It’s a phrase that could be the name of a Hollywood summer blockbuster – but “theories of harm” is actually a set of situations which could reveal there is anti-competitive behaviour in the energy market.
It’s a first step in the two-year review prompted after months of headlines about rising energy tariffs despite wholesale gas prices falling.
Yesterday the Competition and Markets Authority (CMA) set out a series of four hypothetical scenarios against which they will compare the way energy is bought and sold by UK energy companies.
The regulator has not found evidence of these yet – it is just looking for tell-tale signs of possible adverse effect on competition (AEC).
These theories of harm are:
– “opaque prices” or low levels of liquidity in wholesale electricity prices, creating barriers to more suppliers and generators;
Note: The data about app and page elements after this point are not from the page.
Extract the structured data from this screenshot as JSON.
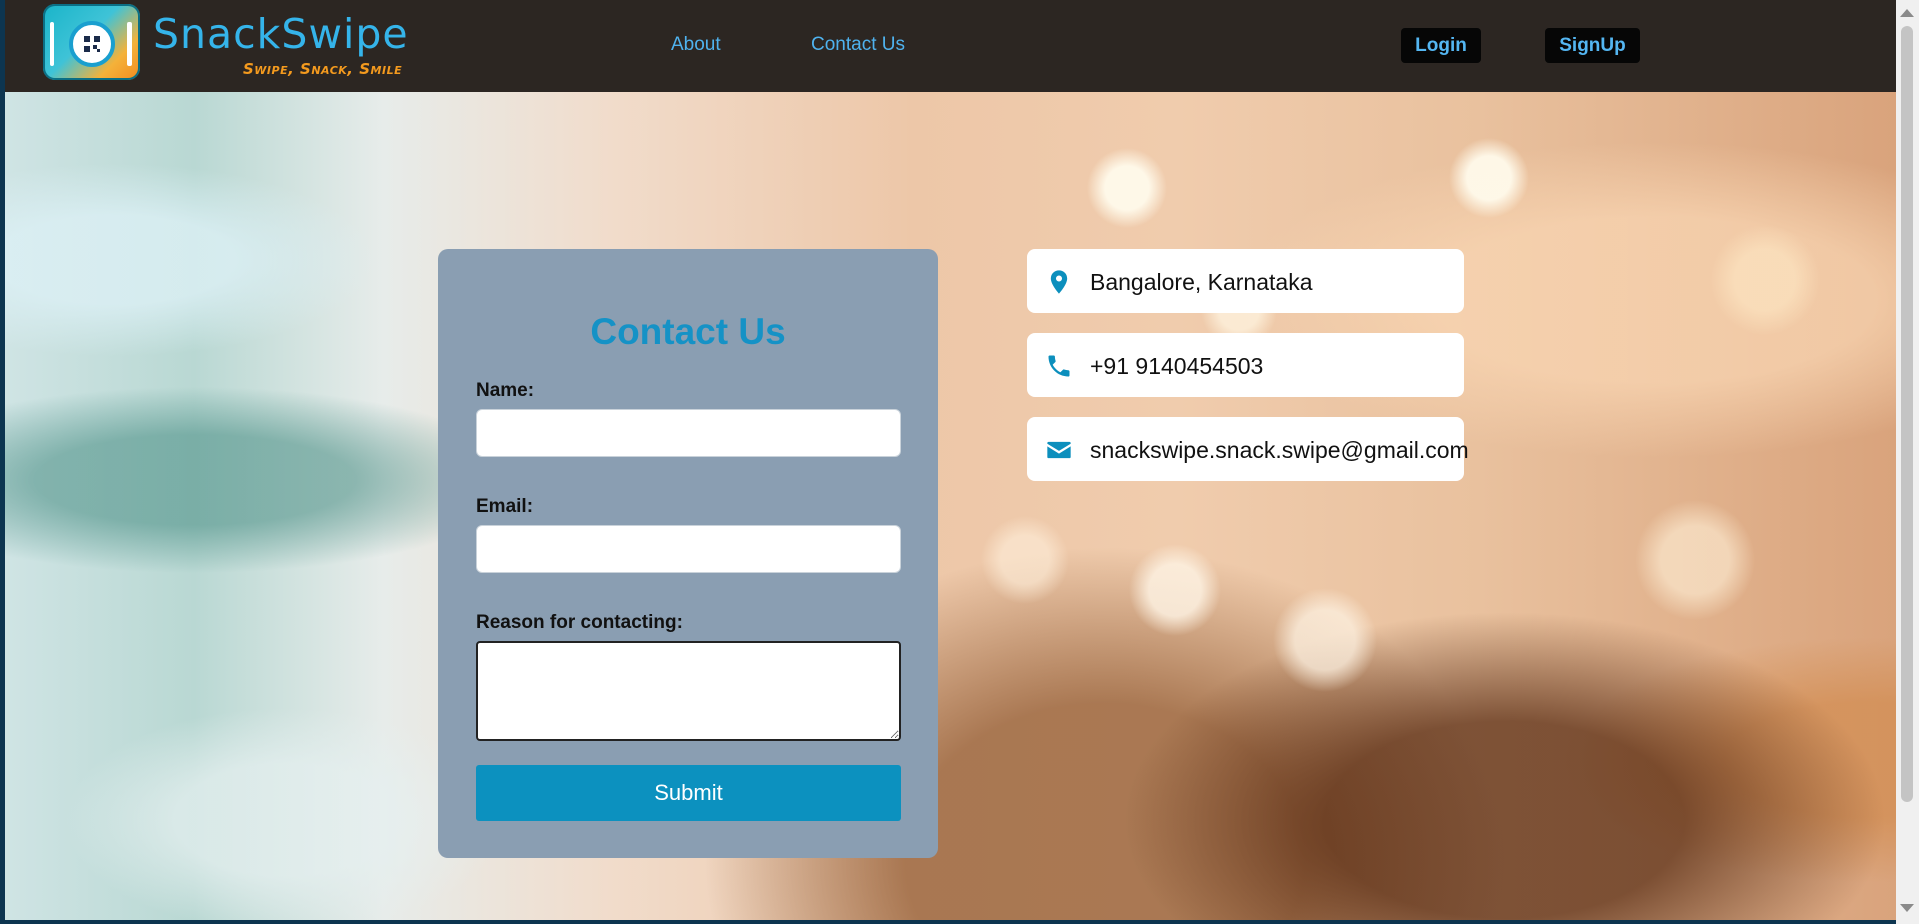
{
  "brand": {
    "name": "SnackSwipe",
    "tagline": "Swipe, Snack, Smile"
  },
  "nav": {
    "links": [
      {
        "label": "About"
      },
      {
        "label": "Contact Us"
      }
    ],
    "login_label": "Login",
    "signup_label": "SignUp"
  },
  "form": {
    "title": "Contact Us",
    "name_label": "Name:",
    "name_value": "",
    "email_label": "Email:",
    "email_value": "",
    "reason_label": "Reason for contacting:",
    "reason_value": "",
    "submit_label": "Submit"
  },
  "contact_info": [
    {
      "icon": "location-pin-icon",
      "text": "Bangalore, Karnataka"
    },
    {
      "icon": "phone-icon",
      "text": "+91 9140454503"
    },
    {
      "icon": "envelope-icon",
      "text": "snackswipe.snack.swipe@gmail.com"
    }
  ],
  "colors": {
    "accent": "#1592c6",
    "nav_link": "#4fb2ee",
    "navbar_bg": "#2c2622",
    "card_bg": "#8a9eb2",
    "submit_bg": "#0c91bf"
  }
}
– Energy companies which both generate and sell power (i.e. are vertically integrated) harm competition by increasing costs for companies only selling energy;
– market power in electricity generation leads to higher prices;
– And weak incentives for energy suppliers to compete for customers on price or other factors, be that because of inactive consumers, suppliers’ actions or regulation.
Roger Witcomb, who is chairing the Energy Market Investigation Group for the CMA said: “We are looking to identify the underlying causes, at both wholesale and retail level, which could be leading to the widespread concerns that have surrounded this market in recent years including rising energy bills, service quality, profitability and uncertainty over future investment.”
He added: “This is a market which is very complex so it is important at an early stage to focus the investigation on the most relevant issues.”
The regulator has invited responses to this issues statement in writing by 14 August 2014 either by e-mail to [email protected] or this address: Project Manager, Energy market investigation, Competition and Markets Authority, Victoria House, Southampton Row, London. WC1A 4AD